## WORK ORDER
Show all lines from the data that include the word "Legg".

## Entries taken from a collection
-- -- --
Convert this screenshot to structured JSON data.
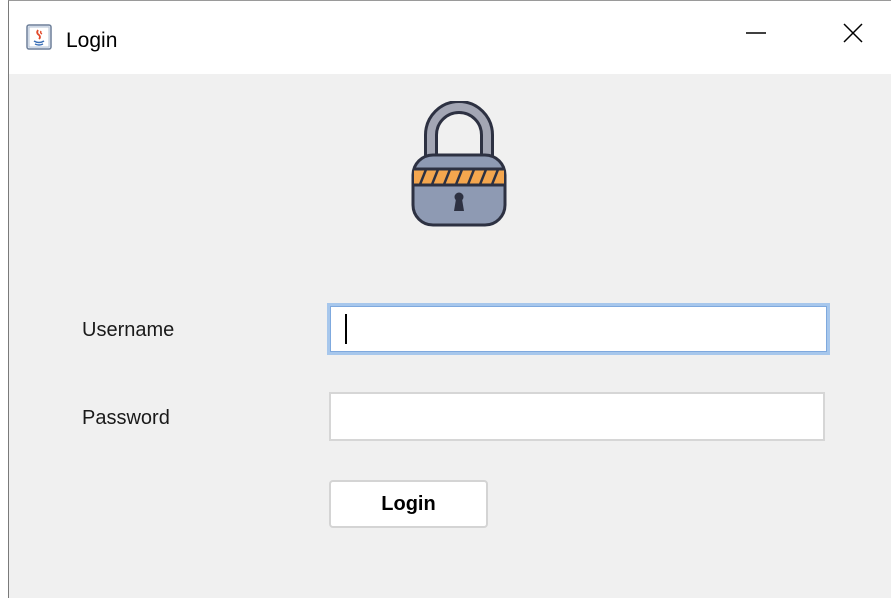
{
  "window": {
    "title": "Login",
    "app_icon": "java-coffee-icon",
    "controls": {
      "minimize_icon": "minimize-icon",
      "close_icon": "close-icon"
    }
  },
  "form": {
    "lock_icon": "padlock-icon",
    "username": {
      "label": "Username",
      "value": ""
    },
    "password": {
      "label": "Password",
      "value": ""
    },
    "login_button_label": "Login"
  },
  "colors": {
    "window_bg": "#f0f0f0",
    "titlebar_bg": "#ffffff",
    "focus_border": "#a7c7ec",
    "lock_body": "#8e9ab3",
    "lock_stripe": "#f4a64e",
    "lock_outline": "#2d3142"
  }
}
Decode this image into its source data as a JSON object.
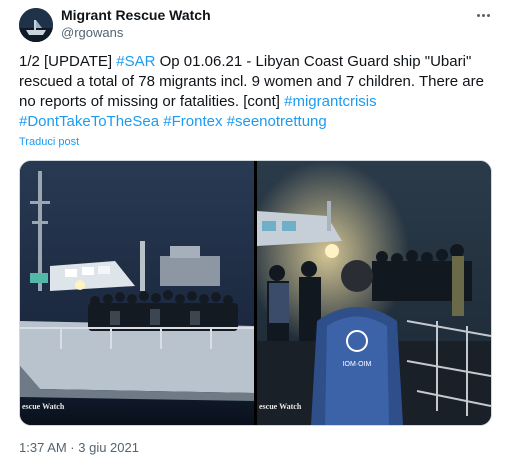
{
  "author": {
    "name": "Migrant Rescue Watch",
    "handle": "@rgowans",
    "avatar_icon": "boat-avatar-icon"
  },
  "post": {
    "text_plain_1": "1/2 [UPDATE] ",
    "tag_sar": "#SAR",
    "text_plain_2": " Op 01.06.21 - Libyan Coast Guard ship \"Ubari\" rescued a total of 78 migrants incl. 9 women and 7 children. There are no reports of missing or fatalities. [cont] ",
    "tag_migrantcrisis": "#migrantcrisis",
    "tag_donttake": "#DontTakeToTheSea",
    "tag_frontex": "#Frontex",
    "tag_seenot": "#seenotrettung",
    "translate_label": "Traduci post"
  },
  "media": {
    "photo1_watermark": "escue Watch",
    "photo2_watermark": "escue Watch",
    "vest_label": "IOM·OIM"
  },
  "timestamp": "1:37 AM · 3 giu 2021",
  "colors": {
    "link": "#1d9bf0",
    "secondary_text": "#536471",
    "primary_text": "#0f1419"
  }
}
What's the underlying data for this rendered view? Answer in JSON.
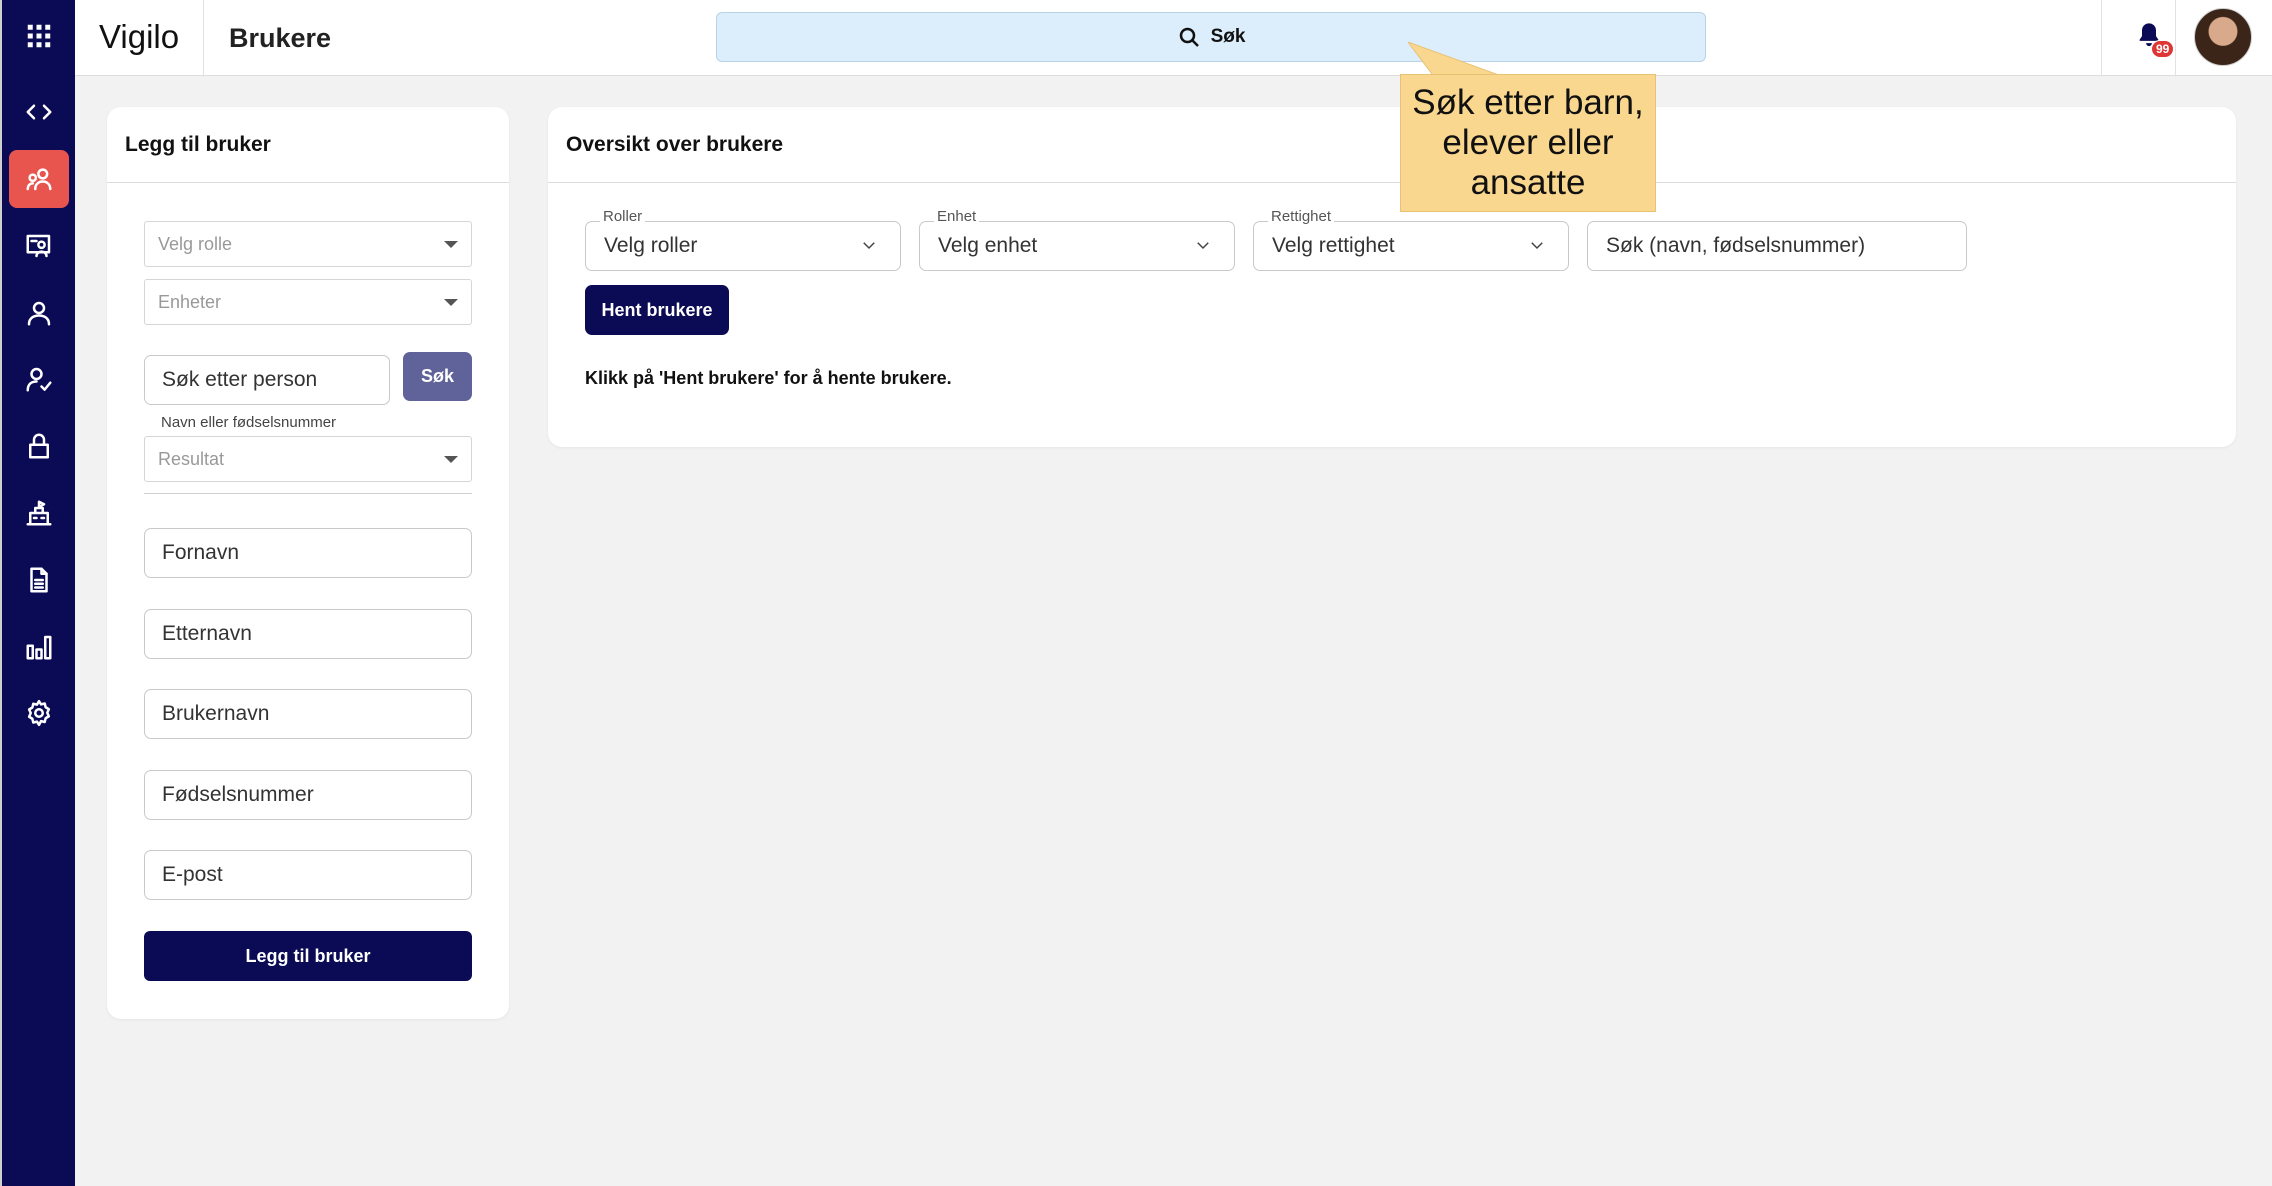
{
  "app": {
    "brand": "Vigilo",
    "page_title": "Brukere"
  },
  "header": {
    "search_label": "Søk",
    "notification_count": "99"
  },
  "tooltip": {
    "text": "Søk etter barn, elever eller ansatte"
  },
  "sidebar": {
    "items": [
      {
        "icon": "apps-grid-icon"
      },
      {
        "icon": "code-icon"
      },
      {
        "icon": "users-icon",
        "active": true
      },
      {
        "icon": "presentation-icon"
      },
      {
        "icon": "user-icon"
      },
      {
        "icon": "user-check-icon"
      },
      {
        "icon": "lock-icon"
      },
      {
        "icon": "school-icon"
      },
      {
        "icon": "document-icon"
      },
      {
        "icon": "bar-chart-icon"
      },
      {
        "icon": "gear-icon"
      }
    ]
  },
  "add_user": {
    "title": "Legg til bruker",
    "role_placeholder": "Velg rolle",
    "units_placeholder": "Enheter",
    "person_search_placeholder": "Søk etter person",
    "search_button": "Søk",
    "search_hint": "Navn eller fødselsnummer",
    "result_placeholder": "Resultat",
    "firstname_placeholder": "Fornavn",
    "lastname_placeholder": "Etternavn",
    "username_placeholder": "Brukernavn",
    "ssn_placeholder": "Fødselsnummer",
    "email_placeholder": "E-post",
    "submit_button": "Legg til bruker"
  },
  "overview": {
    "title": "Oversikt over brukere",
    "filters": {
      "roles_label": "Roller",
      "roles_value": "Velg roller",
      "unit_label": "Enhet",
      "unit_value": "Velg enhet",
      "permission_label": "Rettighet",
      "permission_value": "Velg rettighet",
      "search_placeholder": "Søk (navn, fødselsnummer)"
    },
    "fetch_button": "Hent brukere",
    "info_text": "Klikk på 'Hent brukere' for å hente brukere."
  },
  "colors": {
    "sidebar": "#0a0a55",
    "active": "#e8554e",
    "primary": "#0a0a55",
    "tooltip": "#fad78f",
    "search_bg": "#dceefb"
  }
}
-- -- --
## REPLY
    "title": "Legg til bruker",
    "submit_button": "Legg til bruker"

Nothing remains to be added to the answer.